Material shown section start

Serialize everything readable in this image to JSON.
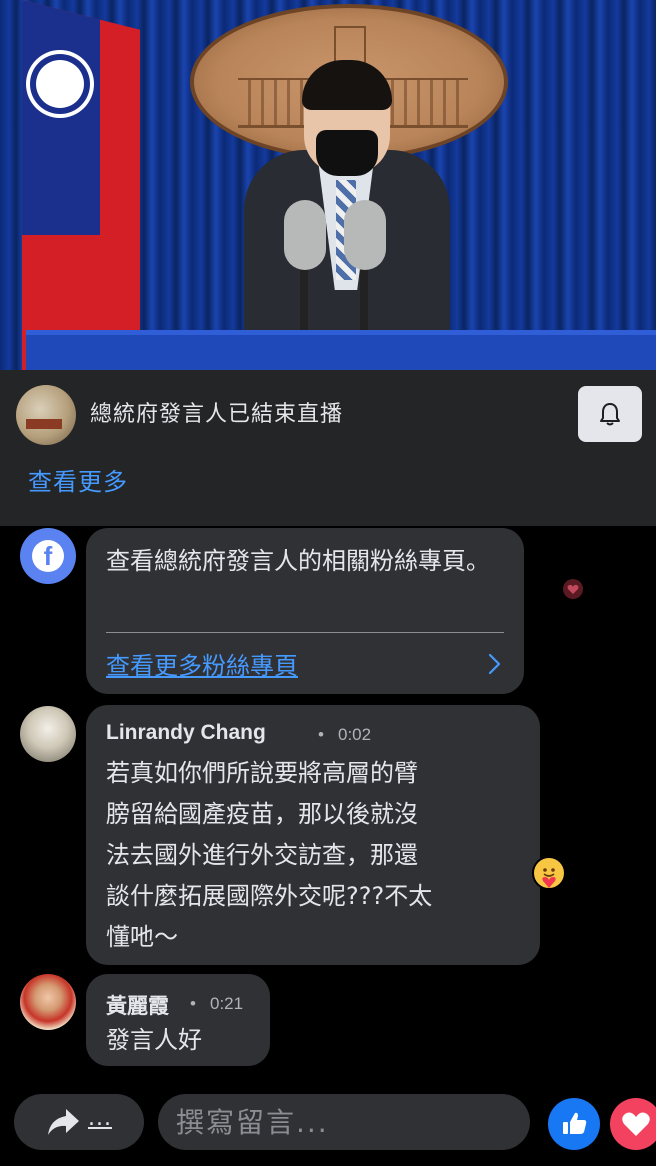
{
  "live": {
    "title": "總統府發言人已結束直播",
    "see_more": "查看更多"
  },
  "system_message": {
    "text": "查看總統府發言人的相關粉絲專頁。",
    "link_label": "查看更多粉絲專頁"
  },
  "comments": [
    {
      "author": "Linrandy Chang",
      "separator": "•",
      "time": "0:02",
      "lines": [
        "若真如你們所說要將高層的臂",
        "膀留給國產疫苗，那以後就沒",
        "法去國外進行外交訪查，那還",
        "談什麼拓展國際外交呢???不太",
        "懂吔～"
      ]
    },
    {
      "author": "黃麗霞",
      "separator": "•",
      "time": "0:21",
      "text": "發言人好"
    }
  ],
  "composer": {
    "share_label": "...",
    "placeholder": "撰寫留言..."
  },
  "colors": {
    "panel_bg": "#242526",
    "bubble_bg": "#303134",
    "link_blue": "#4599ff",
    "like_blue": "#1877f2",
    "love_red": "#f3425f"
  },
  "icons": [
    "bell-icon",
    "facebook-icon",
    "chevron-right-icon",
    "share-arrow-icon",
    "thumbs-up-icon",
    "heart-icon",
    "care-emoji-icon"
  ]
}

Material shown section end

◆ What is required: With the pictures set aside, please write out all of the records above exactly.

◆ Your solution:
Serialize everything readable in this image to JSON.
{
  "live": {
    "title": "總統府發言人已結束直播",
    "see_more": "查看更多"
  },
  "system_message": {
    "text": "查看總統府發言人的相關粉絲專頁。",
    "link_label": "查看更多粉絲專頁"
  },
  "comments": [
    {
      "author": "Linrandy Chang",
      "separator": "•",
      "time": "0:02",
      "lines": [
        "若真如你們所說要將高層的臂",
        "膀留給國產疫苗，那以後就沒",
        "法去國外進行外交訪查，那還",
        "談什麼拓展國際外交呢???不太",
        "懂吔～"
      ]
    },
    {
      "author": "黃麗霞",
      "separator": "•",
      "time": "0:21",
      "text": "發言人好"
    }
  ],
  "composer": {
    "share_label": "...",
    "placeholder": "撰寫留言..."
  },
  "colors": {
    "panel_bg": "#242526",
    "bubble_bg": "#303134",
    "link_blue": "#4599ff",
    "like_blue": "#1877f2",
    "love_red": "#f3425f"
  },
  "icons": [
    "bell-icon",
    "facebook-icon",
    "chevron-right-icon",
    "share-arrow-icon",
    "thumbs-up-icon",
    "heart-icon",
    "care-emoji-icon"
  ]
}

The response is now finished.